--- THE PROBLEM ---
Spot each line in the records below where the word "Betrag" occurs, then copy it.
┌─ INPUT
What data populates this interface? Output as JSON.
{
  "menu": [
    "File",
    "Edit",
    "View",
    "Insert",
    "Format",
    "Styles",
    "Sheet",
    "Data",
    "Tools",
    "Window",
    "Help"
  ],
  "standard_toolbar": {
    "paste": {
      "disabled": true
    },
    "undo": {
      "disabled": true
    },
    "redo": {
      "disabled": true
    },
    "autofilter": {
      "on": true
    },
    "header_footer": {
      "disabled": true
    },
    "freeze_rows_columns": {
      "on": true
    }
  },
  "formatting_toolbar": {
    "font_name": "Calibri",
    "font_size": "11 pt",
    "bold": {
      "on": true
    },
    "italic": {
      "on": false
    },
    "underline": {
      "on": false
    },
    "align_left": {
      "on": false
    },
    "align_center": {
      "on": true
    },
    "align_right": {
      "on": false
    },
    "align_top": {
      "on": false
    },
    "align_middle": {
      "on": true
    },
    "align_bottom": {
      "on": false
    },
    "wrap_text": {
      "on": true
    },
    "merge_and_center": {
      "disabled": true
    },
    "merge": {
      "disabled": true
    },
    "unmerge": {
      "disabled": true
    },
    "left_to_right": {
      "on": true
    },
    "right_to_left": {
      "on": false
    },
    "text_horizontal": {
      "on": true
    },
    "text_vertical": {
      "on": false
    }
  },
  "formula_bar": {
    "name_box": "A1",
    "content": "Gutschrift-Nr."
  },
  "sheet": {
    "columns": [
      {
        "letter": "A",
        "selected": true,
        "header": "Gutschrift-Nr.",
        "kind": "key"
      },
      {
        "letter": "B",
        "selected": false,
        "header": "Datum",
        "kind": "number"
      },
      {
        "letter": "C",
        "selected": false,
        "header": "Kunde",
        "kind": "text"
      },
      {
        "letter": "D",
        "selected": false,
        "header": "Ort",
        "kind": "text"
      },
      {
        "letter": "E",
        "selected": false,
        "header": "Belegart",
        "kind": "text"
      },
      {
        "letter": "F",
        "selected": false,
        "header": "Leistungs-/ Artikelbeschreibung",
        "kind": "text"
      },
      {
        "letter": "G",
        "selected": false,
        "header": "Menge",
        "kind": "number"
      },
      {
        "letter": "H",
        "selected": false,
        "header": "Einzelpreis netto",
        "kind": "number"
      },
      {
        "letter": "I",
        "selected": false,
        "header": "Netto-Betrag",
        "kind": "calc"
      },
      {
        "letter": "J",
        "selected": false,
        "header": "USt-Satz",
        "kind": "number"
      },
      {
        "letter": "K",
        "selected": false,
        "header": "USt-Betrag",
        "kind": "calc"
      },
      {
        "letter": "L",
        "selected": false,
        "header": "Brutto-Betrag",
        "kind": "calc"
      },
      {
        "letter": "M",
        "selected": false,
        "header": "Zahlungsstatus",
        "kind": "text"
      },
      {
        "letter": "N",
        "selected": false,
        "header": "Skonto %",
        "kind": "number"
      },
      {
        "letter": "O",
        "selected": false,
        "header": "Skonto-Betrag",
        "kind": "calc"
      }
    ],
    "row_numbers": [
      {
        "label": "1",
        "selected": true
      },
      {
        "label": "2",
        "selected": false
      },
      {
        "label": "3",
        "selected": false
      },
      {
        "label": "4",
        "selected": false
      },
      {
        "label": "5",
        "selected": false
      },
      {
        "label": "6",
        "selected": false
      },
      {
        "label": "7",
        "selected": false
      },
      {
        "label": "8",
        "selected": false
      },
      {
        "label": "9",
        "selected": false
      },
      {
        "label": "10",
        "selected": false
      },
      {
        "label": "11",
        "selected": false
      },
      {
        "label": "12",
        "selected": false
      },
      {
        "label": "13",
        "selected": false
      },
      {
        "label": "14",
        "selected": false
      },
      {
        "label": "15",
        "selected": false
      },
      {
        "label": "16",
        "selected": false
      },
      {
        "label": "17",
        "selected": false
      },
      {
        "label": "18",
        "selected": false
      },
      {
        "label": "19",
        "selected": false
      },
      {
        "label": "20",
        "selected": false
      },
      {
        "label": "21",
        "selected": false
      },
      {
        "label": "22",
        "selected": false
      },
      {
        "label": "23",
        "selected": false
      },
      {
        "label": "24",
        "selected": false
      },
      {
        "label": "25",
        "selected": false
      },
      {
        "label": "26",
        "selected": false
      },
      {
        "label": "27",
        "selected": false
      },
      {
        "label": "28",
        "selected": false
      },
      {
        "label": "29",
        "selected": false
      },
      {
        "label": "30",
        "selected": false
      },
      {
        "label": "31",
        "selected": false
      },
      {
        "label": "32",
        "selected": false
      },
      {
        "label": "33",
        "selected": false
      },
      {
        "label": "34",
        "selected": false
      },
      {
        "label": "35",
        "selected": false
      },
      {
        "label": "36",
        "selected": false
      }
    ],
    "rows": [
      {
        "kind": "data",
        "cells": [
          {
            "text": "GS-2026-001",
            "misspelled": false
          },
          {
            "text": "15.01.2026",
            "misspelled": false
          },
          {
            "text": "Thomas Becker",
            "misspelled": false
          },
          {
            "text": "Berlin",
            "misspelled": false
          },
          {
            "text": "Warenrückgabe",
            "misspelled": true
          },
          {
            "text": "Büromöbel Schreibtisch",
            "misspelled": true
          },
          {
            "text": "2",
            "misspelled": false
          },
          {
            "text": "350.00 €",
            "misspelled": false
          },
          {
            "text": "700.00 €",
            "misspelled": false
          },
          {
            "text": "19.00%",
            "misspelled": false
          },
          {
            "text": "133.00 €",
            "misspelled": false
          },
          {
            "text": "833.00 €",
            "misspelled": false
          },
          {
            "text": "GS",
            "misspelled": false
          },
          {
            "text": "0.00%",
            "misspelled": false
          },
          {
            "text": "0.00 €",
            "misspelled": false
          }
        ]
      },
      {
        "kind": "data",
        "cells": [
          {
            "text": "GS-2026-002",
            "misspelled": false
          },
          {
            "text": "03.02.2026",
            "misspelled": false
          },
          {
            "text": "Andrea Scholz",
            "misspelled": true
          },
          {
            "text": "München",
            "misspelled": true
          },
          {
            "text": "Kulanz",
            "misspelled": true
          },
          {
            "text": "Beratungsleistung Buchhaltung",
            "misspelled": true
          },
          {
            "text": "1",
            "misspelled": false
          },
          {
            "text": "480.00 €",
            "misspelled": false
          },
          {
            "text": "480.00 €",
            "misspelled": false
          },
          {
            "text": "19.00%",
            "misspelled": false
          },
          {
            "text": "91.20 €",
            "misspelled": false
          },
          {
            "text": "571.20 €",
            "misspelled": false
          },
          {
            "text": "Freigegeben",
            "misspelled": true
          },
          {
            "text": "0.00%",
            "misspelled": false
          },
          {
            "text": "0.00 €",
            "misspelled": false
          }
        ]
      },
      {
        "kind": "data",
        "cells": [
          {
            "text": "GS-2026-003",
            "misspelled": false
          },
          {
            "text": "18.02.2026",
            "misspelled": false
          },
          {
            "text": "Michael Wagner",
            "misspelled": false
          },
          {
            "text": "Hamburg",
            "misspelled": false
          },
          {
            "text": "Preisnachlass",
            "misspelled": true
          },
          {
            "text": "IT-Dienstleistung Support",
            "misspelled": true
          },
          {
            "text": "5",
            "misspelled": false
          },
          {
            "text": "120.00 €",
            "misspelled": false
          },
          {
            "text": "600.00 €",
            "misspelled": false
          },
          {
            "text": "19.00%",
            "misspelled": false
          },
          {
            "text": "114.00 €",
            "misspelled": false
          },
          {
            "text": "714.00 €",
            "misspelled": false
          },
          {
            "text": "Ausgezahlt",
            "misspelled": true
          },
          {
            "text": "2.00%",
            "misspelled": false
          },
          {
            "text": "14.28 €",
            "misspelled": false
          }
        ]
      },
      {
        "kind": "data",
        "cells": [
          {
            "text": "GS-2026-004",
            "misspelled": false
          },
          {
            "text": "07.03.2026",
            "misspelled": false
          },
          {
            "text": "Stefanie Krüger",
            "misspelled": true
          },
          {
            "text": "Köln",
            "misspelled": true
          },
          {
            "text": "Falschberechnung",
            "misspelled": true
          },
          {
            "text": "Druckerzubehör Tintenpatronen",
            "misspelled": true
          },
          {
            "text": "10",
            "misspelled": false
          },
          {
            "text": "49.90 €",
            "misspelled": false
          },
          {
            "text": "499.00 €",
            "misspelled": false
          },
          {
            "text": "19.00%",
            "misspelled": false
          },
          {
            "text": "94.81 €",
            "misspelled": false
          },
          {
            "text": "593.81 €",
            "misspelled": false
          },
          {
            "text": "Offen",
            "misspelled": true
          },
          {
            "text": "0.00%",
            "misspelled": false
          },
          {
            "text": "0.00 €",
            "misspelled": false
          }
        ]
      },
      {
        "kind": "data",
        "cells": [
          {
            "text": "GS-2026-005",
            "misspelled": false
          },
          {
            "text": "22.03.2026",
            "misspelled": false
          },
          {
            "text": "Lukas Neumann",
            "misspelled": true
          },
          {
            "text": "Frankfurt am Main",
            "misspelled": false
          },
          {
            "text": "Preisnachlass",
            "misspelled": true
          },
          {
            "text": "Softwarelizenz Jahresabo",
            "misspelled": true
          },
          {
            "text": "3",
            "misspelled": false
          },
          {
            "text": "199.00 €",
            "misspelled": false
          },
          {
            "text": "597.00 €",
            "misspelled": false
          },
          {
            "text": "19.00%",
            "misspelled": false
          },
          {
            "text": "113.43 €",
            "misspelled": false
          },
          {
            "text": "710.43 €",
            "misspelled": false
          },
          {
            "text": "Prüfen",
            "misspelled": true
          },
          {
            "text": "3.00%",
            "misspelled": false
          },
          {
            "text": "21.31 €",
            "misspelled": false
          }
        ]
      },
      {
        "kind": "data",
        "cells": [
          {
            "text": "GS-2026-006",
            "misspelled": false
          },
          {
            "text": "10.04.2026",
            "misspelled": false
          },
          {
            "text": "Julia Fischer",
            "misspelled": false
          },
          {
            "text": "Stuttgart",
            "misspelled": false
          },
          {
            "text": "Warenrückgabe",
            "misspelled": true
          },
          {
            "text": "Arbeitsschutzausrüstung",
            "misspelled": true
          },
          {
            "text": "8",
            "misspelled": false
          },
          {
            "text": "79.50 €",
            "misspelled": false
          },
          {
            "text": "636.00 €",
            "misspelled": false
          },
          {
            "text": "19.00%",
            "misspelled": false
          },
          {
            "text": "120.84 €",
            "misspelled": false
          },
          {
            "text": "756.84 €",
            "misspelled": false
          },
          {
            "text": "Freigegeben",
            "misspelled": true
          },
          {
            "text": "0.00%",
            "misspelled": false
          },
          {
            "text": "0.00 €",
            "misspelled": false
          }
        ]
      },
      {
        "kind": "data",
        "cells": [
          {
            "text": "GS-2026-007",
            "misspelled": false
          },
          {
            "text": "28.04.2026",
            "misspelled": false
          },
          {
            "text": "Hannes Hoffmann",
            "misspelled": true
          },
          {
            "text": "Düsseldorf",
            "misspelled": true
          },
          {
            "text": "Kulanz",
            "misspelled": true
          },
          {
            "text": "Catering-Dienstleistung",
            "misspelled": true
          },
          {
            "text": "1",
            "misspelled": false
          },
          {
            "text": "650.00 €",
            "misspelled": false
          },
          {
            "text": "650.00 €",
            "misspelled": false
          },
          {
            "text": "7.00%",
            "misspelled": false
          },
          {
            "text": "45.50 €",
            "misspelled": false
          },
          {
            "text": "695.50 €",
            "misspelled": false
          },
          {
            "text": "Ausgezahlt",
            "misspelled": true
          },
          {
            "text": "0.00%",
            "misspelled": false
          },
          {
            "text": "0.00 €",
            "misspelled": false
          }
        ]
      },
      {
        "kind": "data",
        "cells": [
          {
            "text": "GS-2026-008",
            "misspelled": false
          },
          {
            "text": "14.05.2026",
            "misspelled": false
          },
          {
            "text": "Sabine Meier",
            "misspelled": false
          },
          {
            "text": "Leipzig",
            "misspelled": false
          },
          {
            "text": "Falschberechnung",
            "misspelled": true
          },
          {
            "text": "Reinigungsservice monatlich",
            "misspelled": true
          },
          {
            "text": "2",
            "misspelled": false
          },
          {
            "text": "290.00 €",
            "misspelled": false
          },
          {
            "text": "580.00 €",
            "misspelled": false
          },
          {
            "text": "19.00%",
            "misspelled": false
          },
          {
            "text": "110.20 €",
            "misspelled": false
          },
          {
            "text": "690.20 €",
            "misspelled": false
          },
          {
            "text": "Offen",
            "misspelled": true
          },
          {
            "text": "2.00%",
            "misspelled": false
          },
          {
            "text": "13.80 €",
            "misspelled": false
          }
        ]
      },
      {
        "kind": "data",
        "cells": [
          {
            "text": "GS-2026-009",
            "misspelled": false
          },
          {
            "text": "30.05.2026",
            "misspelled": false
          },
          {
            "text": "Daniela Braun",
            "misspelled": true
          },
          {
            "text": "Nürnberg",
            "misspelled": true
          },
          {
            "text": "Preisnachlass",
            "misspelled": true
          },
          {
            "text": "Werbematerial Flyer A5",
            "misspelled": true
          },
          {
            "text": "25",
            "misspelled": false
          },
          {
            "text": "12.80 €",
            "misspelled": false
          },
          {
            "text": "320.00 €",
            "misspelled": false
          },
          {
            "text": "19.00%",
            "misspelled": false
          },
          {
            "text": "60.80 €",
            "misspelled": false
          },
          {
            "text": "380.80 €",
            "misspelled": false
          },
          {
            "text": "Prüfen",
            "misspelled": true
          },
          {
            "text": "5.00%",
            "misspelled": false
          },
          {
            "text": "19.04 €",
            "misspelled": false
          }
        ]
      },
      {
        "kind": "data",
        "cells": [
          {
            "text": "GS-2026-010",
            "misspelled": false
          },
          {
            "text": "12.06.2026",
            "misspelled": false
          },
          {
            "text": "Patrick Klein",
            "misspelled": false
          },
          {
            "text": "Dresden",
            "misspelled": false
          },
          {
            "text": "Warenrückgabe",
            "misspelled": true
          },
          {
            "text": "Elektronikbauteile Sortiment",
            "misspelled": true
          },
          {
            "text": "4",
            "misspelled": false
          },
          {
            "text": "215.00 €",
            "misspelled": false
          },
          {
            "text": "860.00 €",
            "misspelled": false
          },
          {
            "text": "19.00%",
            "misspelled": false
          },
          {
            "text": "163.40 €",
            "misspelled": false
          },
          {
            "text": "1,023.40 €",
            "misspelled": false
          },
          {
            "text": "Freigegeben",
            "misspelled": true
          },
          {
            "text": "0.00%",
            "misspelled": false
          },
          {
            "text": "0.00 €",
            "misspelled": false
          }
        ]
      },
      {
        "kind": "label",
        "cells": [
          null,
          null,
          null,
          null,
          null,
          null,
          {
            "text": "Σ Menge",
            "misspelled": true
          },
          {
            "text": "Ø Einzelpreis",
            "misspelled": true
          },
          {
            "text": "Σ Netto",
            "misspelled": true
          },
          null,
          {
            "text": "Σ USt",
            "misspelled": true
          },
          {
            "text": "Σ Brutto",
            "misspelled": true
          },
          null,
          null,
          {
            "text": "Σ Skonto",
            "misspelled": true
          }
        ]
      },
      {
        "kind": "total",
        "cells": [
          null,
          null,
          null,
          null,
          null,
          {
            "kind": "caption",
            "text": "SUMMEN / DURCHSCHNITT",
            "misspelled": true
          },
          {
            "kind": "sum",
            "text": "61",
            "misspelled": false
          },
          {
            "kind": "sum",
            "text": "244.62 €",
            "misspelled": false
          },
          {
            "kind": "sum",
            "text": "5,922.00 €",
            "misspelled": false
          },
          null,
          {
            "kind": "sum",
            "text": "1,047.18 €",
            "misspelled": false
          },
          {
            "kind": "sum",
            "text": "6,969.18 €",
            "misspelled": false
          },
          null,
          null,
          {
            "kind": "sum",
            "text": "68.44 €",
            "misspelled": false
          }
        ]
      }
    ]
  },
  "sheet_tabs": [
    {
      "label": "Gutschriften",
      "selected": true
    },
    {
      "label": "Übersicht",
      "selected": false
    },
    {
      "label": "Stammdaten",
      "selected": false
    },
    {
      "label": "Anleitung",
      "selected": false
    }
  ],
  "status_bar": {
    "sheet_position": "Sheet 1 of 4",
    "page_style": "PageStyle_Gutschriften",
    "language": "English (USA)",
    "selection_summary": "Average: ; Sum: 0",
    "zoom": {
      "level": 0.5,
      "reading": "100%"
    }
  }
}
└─
--- TASK RESULT ---
        "header": "Netto-Betrag",
        "header": "USt-Betrag",
        "header": "Brutto-Betrag",
        "header": "Skonto-Betrag",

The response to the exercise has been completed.